There are two types of ivy that are native to the UK. One variety, Hibernica, is not a climbing plant, but instead grows across the ground and provides food and shelter to some of our valued organisms.
The other, however, is a climber that can wreak havoc on your fence. If you’ve noticed this vining ivy taking over your yard, you’re probably wondering what to do about it.
A common complaint is that ivy doesn’t just overtake fences, but actually grows through them. If you want to know how to stop ivy growing through your fence, you’re in the right place.
Read on to learn how to get rid of ivy that is destroying your fence.
How to Stop Ivy Growing Through Your Fence
Some homeowners may enjoy the look of ivy or the wildlife it brings to their backyard. You may determine that you don’t want to kill your ivy plant entirely, but instead want to keep it from growing through the slats of your fence or becoming too heavy, which can cause expensive structural damage.
If this is the case, you’ll need to practice regular ivy maintenance. To do so, you will need gardening gloves and shears. You may also want to grab a spray bottle of vinegar and water to make the job a bit easier.
The goal is to thin the ivy plant by removing select branches, particularly those that are starting to grow through the slats or wires of your fence. Use your shears to clip the strands that you wish to remove from the main branch, wearing your gloves to avoid irritation when you remove the severed strand. If the strands are stuck tight, spray them with your vinegar solution and wait a day or two until they start to wilt and turn brown and they’ll be much easier to peel away from your fence.
What If the Ivy Is Growing in a Neighbour’s Yard?
What if the ivy that’s troubling you isn’t growing from an ivy plant in your own yard? If your neighbour’s ivy is taking over your fence, begin the process with a conversation. The best prevention would start on their side of the fence, where they could remove the plant or practise the steps we’ve mentioned above.
If your neighbour is attached to their ivy plant and unwilling to help, you’ll need to clip away the vines that have grown through the fence and into your side of the yard on a regular basis. This may seem frustrating, but it’s often the best solution when your neighbour does not want to get involved.
How to Kill Ivy Plants Around Your Fence
If regular garden ivy maintenance is not your cup of tea, you may want to consider killing the ivy plant, altogether. If the plant remains alive, it is likely to vine back up your fence even if you remove that system of branches. Let’s take a look at some of the steps to take when you want to get rid of the entire ivy plant.
Cutting the Main Branch
If you’re dealing with a massive ivy plant, the first step is to weaken the entire thing by severing the main branch.
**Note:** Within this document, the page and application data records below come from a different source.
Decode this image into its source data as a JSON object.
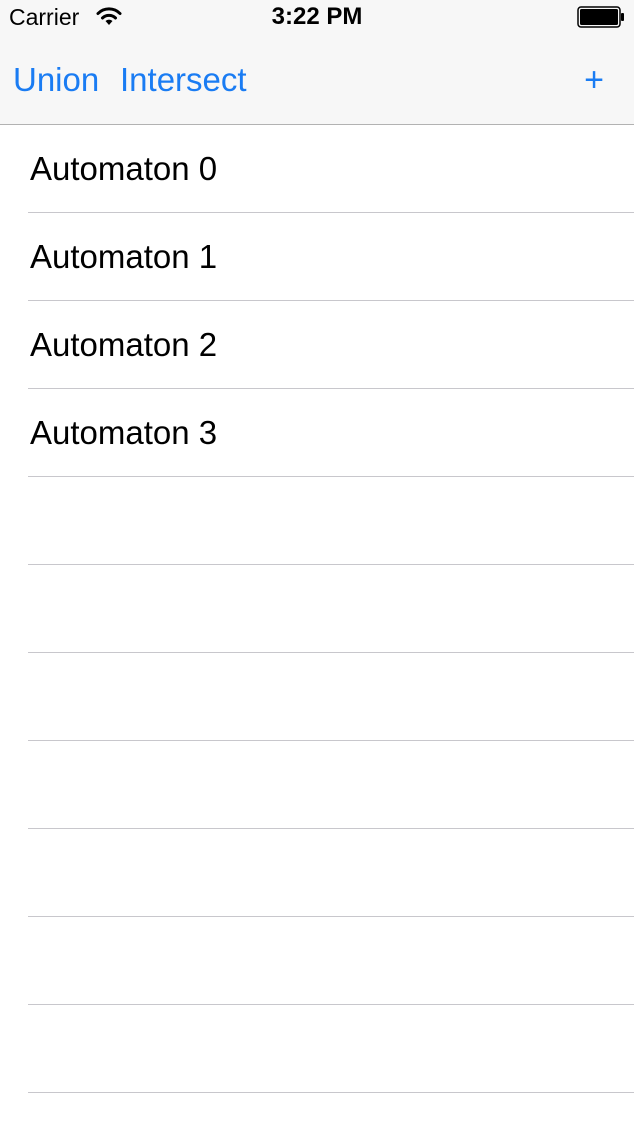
{
  "status_bar": {
    "carrier": "Carrier",
    "time": "3:22 PM",
    "wifi_icon": "wifi-icon",
    "battery_icon": "battery-icon"
  },
  "nav_bar": {
    "union_label": "Union",
    "intersect_label": "Intersect",
    "add_label": "+",
    "accent_color": "#1a7cf3"
  },
  "table": {
    "rows": [
      {
        "label": "Automaton 0"
      },
      {
        "label": "Automaton 1"
      },
      {
        "label": "Automaton 2"
      },
      {
        "label": "Automaton 3"
      },
      {
        "label": ""
      },
      {
        "label": ""
      },
      {
        "label": ""
      },
      {
        "label": ""
      },
      {
        "label": ""
      },
      {
        "label": ""
      },
      {
        "label": ""
      },
      {
        "label": ""
      }
    ]
  }
}
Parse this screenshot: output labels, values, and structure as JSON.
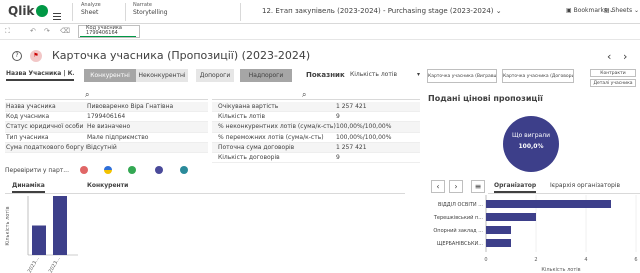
{
  "topbar": {
    "logo": "Qlik",
    "analyze_label": "Analyze",
    "analyze_value": "Sheet",
    "narrate_label": "Narrate",
    "narrate_value": "Storytelling",
    "app_title": "12. Етап закупівель (2023-2024) - Purchasing stage (2023-2024)",
    "bookmarks": "Bookmarks",
    "sheets": "Sheets"
  },
  "selection": {
    "field": "Код учасника",
    "value": "1799406164"
  },
  "sheet": {
    "title": "Карточка учасника (Пропозиції) (2023-2024)"
  },
  "filters": {
    "participant_name": "Назва Учасника | К...",
    "btn_competitive": "Конкурентні",
    "btn_noncompetitive": "Неконкурентні",
    "btn_thresholds": "Допороги",
    "btn_above": "Надпороги",
    "indicator_label": "Показник",
    "indicator_value": "Кількість лотів",
    "btn_contract_prices": "Карточка учасника (Договори)",
    "btn_contract_prices_left": "Карточка учасника (Вигравші)",
    "btn_contacts": "Контракти",
    "btn_participant_details": "Деталі учасника"
  },
  "left_table": {
    "rows": [
      {
        "label": "Назва учасника",
        "value": "Пивоваренко Віра Гнатівна"
      },
      {
        "label": "Код учасника",
        "value": "1799406164"
      },
      {
        "label": "Статус юридичної особи",
        "value": "Не визначено"
      },
      {
        "label": "Тип учасника",
        "value": "Мале підприємство"
      },
      {
        "label": "Сума податкового боргу (на",
        "value": "Відсутній"
      }
    ]
  },
  "mid_table": {
    "rows": [
      {
        "label": "Очікувана вартість",
        "value": "1 257 421"
      },
      {
        "label": "Кількість лотів",
        "value": "9"
      },
      {
        "label": "% неконкурентних лотів (сума/к-сть)",
        "value": "100,00%/100,00%"
      },
      {
        "label": "% переможних лотів (сума/к-сть)",
        "value": "100,00%/100,00%"
      },
      {
        "label": "Поточна сума договорів",
        "value": "1 257 421"
      },
      {
        "label": "Кількість договорів",
        "value": "9"
      }
    ]
  },
  "check": {
    "label": "Перевірити у парт..."
  },
  "dynamics": {
    "tab_dynamics": "Динаміка",
    "tab_competitors": "Конкуренти",
    "ylabel": "Кількість лотів",
    "x_labels": [
      "2023...",
      "2023..."
    ]
  },
  "right_panel": {
    "title": "Подані цінові пропозиції",
    "circle_label": "Що виграли",
    "circle_value": "100,0%",
    "tab_organizer": "Організатор",
    "tab_hierarchy": "Ієрархія організаторів",
    "x_axis_label": "Кількість лотів"
  },
  "colors": {
    "accent_green": "#009845",
    "bar_blue": "#3d3f8a",
    "circle_bg": "#3d3f8a"
  },
  "chart_data": [
    {
      "type": "bar",
      "categories": [
        "2023...",
        "2023..."
      ],
      "values": [
        3,
        6
      ],
      "ylabel": "Кількість лотів",
      "ylim": [
        0,
        6
      ]
    },
    {
      "type": "bar",
      "orientation": "horizontal",
      "categories": [
        "ВІДДІЛ ОСВІТИ ...",
        "Терешківський п...",
        "Опорний заклад ...",
        "ЩЕРБАНІВСЬКИ..."
      ],
      "values": [
        5,
        2,
        1,
        1
      ],
      "xlabel": "Кількість лотів",
      "xlim": [
        0,
        6
      ],
      "x_ticks": [
        0,
        2,
        4,
        6
      ]
    }
  ]
}
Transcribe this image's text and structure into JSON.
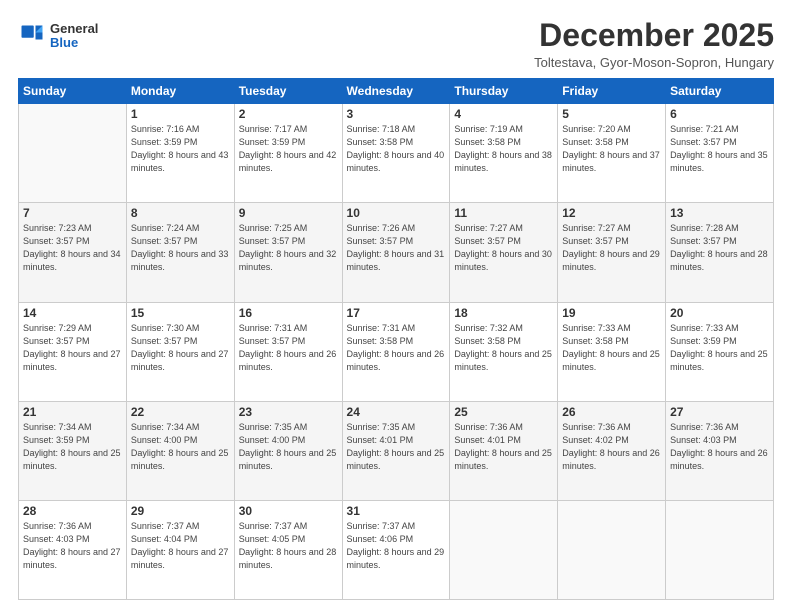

Follow the trails of vines to locate the “trunk” of the ivy plant and use shears or a hatchet to cut through it. This will stop the existing vines from continuing to grow and they’ll soon begin to die, making them easier to remove.
Should You Use Herbicides?
Some people wish to speed up the process of killing their ivy or may discover that they can’t locate the main branch. One option is to use a herbicide on the visible branches. Herbicides for ivy will include the chemical glyphosate, which is effective at killing unwanted plants but also comes with a few warnings, particularly for people who are pregnant or have existing health conditions.
Killing Ivy With Vinegar
If you aren’t interested in using herbicide, you can reach for ingredients found in your own home: white vinegar and water. As suggested above, the easiest way to use this mixture on ivy is to pour it into a spray bottle so that you can spray the leaves and vines with ease. Make sure that you saturate as much of the plant as you can and, in a few days’ time, you’ll find that those vines are dead and easy to peel away.
Killing Ivy With Boiling Water
Another chemical-free method is to douse ivy with boiling water, but we do encourage you to exercise caution. Never use boiling water on ivy when your pets or children are in the yard with you and be sure to avoid spilling or dumping the water on yourself. While boiling water is effective at killing ivy, it can also cause serious burns and may not be worth the risk.
Removing Ivy Roots
The reality is that ivy is one of the sturdiest plants in the UK and even if you cut the main branch and kill the existing vines, it can still grow back. If you can locate them, we do encourage you to remove the root system, as well. To do so, use a spade to dig into the earth surrounding the main branch until you locate all root systems, throwing them into a bin or compost pile.
Improve Your Home With Our Help
Ivy can look beautiful and, in some cases, improve the environment by providing food and shelter for other organisms. However, ivy can also cause structural damage and take over the plants you’re growing intentionally. Use this guide to learn how to stop ivy growing through your fence and to how to get rid of an unwanted ivy plant for good.
Looking for more ways to improve your home and property? We offer the best guides and tips for UK homeowners. Take a look at more of our exterior renovation guides to find new ways to improve your yard.